Central stenosis. A choking of the central canal, called central spinal stenosis in the lumbar (low back) area can compress the sack containing the horse’s tail (cauda equina, or cauda equine) bundle of loose nerve filaments. Central spinal stenosis is more common at the second from the lowest lumbar spinal level and higher and is largely caused by a bulging of the disc margin plus a major overgrowth or redundancy of a ligament (ligamentum flavum) which is there to help protect the dura. This overgrowth is caused by segmental instability usually from a degenerating disc between adjacent vertebrae. The ligament arises from under the flat laminas of the vertebrae and the inside part of the facet joints (stabilizing joints located on each side at the back of the spine segments).
Far lateral stenosis. After the nerve has left the spinal canal it can also be compressed beyond the foramen by either a bony spur protrusion or a bulging or herniated disc. When this happens, it is called far lateral stenosis.
Wednesday, February 20, 2008
Someone in cyber space is writing defamatory posts about a certain person and linking to that person's site . This person is also going around to bloggers and making comments that are defamatory and slanderous about other bloggers. There are laws about this, even on the internet. If in doubt, check here.
I urge everyone NOT to take this lightly. Blogging is/can be a fun pastime and a way of meeting others with similar interests. When you go to a blog site, consider it the same as if you are entering someone's home. Be polite. If nothing interests you or if you dislike what the owner is writing about, quietly leave. If you come upon a site where the site owner is defaming or slandering another person, I suggest you leave there quietly as well. Do not comment or argue back. Ask yourself, "Would I stay in this person's home and listen or argue with them?" If someone comes on your site and makes rude, insulting, or slanderous comments about you or anyone else, simply delete them. Ask yourself, "Would I welcome someone like that into my home?"
Inaction could be considered the same as condoning the actions of those who slander. However, in cases like this it's better to move on and hopefully, in time, this person will get the message that they are not welcome. Don't allow this person to ruin our enjoyment.

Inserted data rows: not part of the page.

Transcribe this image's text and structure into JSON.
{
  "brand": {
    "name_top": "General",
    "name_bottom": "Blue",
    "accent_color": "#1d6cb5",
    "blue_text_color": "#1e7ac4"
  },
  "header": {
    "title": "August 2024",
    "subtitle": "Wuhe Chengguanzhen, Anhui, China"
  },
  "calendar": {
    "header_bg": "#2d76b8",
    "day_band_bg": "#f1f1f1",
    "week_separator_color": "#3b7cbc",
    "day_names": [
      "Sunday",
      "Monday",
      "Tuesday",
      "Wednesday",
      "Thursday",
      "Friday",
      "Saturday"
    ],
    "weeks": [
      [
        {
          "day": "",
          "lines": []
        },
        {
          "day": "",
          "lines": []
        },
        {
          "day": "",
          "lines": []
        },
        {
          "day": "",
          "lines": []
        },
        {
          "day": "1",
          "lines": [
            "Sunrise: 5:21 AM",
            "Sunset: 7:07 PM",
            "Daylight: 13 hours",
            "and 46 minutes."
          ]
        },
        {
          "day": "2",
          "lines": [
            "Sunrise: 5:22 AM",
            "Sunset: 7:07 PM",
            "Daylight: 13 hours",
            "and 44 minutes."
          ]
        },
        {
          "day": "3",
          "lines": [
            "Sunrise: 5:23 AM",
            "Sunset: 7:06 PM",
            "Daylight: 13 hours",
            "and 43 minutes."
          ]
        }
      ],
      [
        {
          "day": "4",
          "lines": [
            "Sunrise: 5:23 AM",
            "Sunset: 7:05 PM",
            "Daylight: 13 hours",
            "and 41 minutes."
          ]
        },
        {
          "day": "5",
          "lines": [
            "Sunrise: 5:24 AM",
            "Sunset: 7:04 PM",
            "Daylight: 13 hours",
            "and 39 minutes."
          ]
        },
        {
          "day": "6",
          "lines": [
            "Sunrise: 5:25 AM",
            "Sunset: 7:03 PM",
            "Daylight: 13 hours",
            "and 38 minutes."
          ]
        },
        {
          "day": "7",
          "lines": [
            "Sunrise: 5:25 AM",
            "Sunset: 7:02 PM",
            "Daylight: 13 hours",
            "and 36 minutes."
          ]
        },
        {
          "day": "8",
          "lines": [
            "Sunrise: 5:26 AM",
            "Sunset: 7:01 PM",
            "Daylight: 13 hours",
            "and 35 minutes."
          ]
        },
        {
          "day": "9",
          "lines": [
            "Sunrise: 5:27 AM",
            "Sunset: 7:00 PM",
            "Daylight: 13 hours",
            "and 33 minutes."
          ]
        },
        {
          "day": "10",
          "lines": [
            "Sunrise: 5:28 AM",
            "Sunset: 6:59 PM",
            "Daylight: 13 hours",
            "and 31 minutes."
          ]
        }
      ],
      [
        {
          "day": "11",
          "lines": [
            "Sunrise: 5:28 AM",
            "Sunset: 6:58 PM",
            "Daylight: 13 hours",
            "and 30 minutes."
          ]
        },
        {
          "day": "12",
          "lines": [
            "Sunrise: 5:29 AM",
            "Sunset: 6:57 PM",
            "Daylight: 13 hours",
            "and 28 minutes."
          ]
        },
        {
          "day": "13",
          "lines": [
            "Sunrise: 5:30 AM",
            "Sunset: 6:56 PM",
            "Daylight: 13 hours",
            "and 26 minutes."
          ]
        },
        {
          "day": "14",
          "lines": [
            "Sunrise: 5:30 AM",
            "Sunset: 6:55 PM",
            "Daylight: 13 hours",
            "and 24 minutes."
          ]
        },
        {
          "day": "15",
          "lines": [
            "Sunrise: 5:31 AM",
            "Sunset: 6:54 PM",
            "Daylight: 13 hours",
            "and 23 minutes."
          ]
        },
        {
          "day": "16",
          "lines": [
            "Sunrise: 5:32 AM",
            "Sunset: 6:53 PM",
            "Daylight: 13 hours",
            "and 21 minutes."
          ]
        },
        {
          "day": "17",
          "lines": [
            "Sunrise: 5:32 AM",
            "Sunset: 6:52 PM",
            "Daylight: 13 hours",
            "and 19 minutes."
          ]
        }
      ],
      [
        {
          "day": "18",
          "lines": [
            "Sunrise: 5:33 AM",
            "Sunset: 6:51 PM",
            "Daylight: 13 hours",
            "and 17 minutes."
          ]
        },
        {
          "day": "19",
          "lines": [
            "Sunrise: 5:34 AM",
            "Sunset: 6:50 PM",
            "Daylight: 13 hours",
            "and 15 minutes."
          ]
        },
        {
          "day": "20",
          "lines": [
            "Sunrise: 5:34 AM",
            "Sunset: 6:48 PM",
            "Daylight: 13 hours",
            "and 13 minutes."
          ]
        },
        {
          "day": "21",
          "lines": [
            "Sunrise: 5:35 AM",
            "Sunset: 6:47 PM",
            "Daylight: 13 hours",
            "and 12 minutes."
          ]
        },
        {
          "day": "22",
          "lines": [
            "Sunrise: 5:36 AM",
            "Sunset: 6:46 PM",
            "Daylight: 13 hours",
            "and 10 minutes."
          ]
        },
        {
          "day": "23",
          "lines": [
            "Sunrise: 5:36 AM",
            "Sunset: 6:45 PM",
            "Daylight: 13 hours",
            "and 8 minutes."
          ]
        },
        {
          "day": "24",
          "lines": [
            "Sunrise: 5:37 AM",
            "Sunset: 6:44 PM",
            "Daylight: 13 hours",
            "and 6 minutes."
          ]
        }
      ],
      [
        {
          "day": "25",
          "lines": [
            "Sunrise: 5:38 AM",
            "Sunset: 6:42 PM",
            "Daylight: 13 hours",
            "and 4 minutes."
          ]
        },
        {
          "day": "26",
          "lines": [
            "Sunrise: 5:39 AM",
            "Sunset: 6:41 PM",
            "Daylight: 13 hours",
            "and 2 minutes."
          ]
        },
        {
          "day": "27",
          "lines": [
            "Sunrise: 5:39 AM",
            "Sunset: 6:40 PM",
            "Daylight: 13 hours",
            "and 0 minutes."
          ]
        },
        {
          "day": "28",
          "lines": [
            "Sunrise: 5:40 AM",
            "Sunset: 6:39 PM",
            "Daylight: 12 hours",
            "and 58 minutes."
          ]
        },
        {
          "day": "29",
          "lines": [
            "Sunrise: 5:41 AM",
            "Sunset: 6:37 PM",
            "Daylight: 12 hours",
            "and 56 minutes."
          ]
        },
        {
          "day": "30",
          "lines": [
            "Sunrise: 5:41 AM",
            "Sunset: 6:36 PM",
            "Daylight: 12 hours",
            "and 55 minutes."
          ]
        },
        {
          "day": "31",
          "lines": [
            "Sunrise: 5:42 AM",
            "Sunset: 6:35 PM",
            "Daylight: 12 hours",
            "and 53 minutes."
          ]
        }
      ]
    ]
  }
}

True story: "Parent advocate, Sue Scheff™, was recently featured on i-Caught in an ABC News sponsored podcast, as well as the Mike and Juliet Morning Show, which is broadcast from Fox studios. Both productions feature segments on internet defamation and slander, and discuss the incredible ordeal Sue Scheff experienced when faced with vicious online attacks from a disgruntled parent seeking revenge. The media has notoriously dubbed this: e-venge."
This is a serious issue and needs to be taken seriously. Read more on Sue Scheff's successful lawsuit HERE. Click where it says Click here and read the two posts on this page. It talks about an organisation called Reputation Defender.